1. The Butterfly Prison by Tamara Pearson
The Butterfly Prison is a tapestry of vignettes that tells the hushed-up, little stories that unfold within a world characterized by diminishment and shame, the stories of the disenfranchised, the stories of Paz and Mella.
2. Mameluke Bath by Andrew Asibong
Christie Smithkin’s determination to rescue her friend Damon from the horrors of a zombie-factory hidden deep in the woods, and to come to terms with her own terrifying childhood, reveal a deeper inequity in the spa town of Mameluke Bath.
3. A Week with Fiona Wonder: A Novel by Kelly Huddleston
Mercy Swimmer is faced with a decision that will ultimately challenge her own capacity for compassion.
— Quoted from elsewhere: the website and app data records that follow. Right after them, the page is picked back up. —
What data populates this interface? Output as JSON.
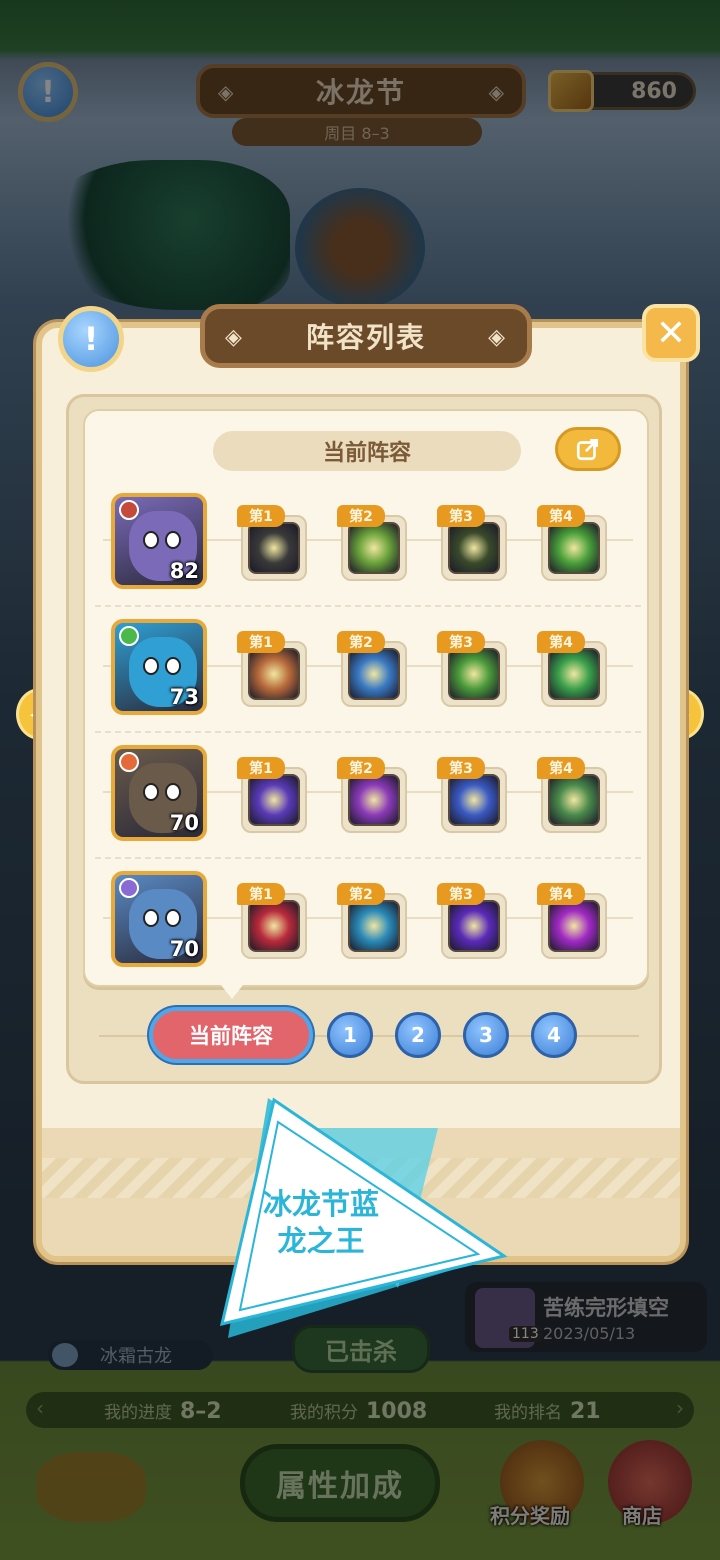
{
  "header": {
    "title": "冰龙节",
    "subtitle": "周目 8–3",
    "currency_value": "860"
  },
  "panel": {
    "title": "阵容列表",
    "card_title": "当前阵容",
    "pager": {
      "current_label": "当前阵容",
      "pages": [
        "1",
        "2",
        "3",
        "4"
      ]
    },
    "rows": [
      {
        "hero_level": "82",
        "hero_color": "#7a6ab8",
        "elem_color": "#c44a3c",
        "skills": [
          {
            "tag": "第1",
            "color": "#3a3a3a"
          },
          {
            "tag": "第2",
            "color": "#6aa23a"
          },
          {
            "tag": "第3",
            "color": "#3a4a2a"
          },
          {
            "tag": "第4",
            "color": "#4aa03a"
          }
        ]
      },
      {
        "hero_level": "73",
        "hero_color": "#2f9fd4",
        "elem_color": "#4ab84a",
        "skills": [
          {
            "tag": "第1",
            "color": "#b86a3a"
          },
          {
            "tag": "第2",
            "color": "#3a7ac4"
          },
          {
            "tag": "第3",
            "color": "#4a9a3a"
          },
          {
            "tag": "第4",
            "color": "#3aa04a"
          }
        ]
      },
      {
        "hero_level": "70",
        "hero_color": "#6a5a4a",
        "elem_color": "#e46a3a",
        "skills": [
          {
            "tag": "第1",
            "color": "#5a3ab8"
          },
          {
            "tag": "第2",
            "color": "#8a3ab8"
          },
          {
            "tag": "第3",
            "color": "#3a5ac4"
          },
          {
            "tag": "第4",
            "color": "#4a8a4a"
          }
        ]
      },
      {
        "hero_level": "70",
        "hero_color": "#5a8ac4",
        "elem_color": "#8a6ad4",
        "skills": [
          {
            "tag": "第1",
            "color": "#b82a3a"
          },
          {
            "tag": "第2",
            "color": "#2a8ab8"
          },
          {
            "tag": "第3",
            "color": "#5a2ab8"
          },
          {
            "tag": "第4",
            "color": "#a02ac4"
          }
        ]
      }
    ]
  },
  "background": {
    "dragon_label": "冰霜古龙",
    "killed_label": "已击杀",
    "event": {
      "level": "113",
      "name": "苦练完形填空",
      "date": "2023/05/13"
    },
    "progress": {
      "progress_label": "我的进度",
      "progress_value": "8–2",
      "score_label": "我的积分",
      "score_value": "1008",
      "rank_label": "我的排名",
      "rank_value": "21"
    },
    "attr_button": "属性加成",
    "reward_label": "积分奖励",
    "shop_label": "商店"
  },
  "overlay": {
    "line1": "冰龙节蓝",
    "line2": "龙之王"
  },
  "colors": {
    "accent_orange": "#e79a1f",
    "pager_red": "#e2656c",
    "pager_blue": "#3d7fd6",
    "banner_cyan": "#2bb6d9"
  }
}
A Week with Fiona Wonder exposes the consequences of social exclusivity and suggests the alternatives of inclusion, empathy and mercy.
4. The Virtual Life of Fizzy Oceans by David A. Ross
In response to oncoming environmental collapse, Amy Birkenstock (aka Fizzy Oceans) migrates into Virtual Life in order to document and preserve human culture within the dot matrix world of VL.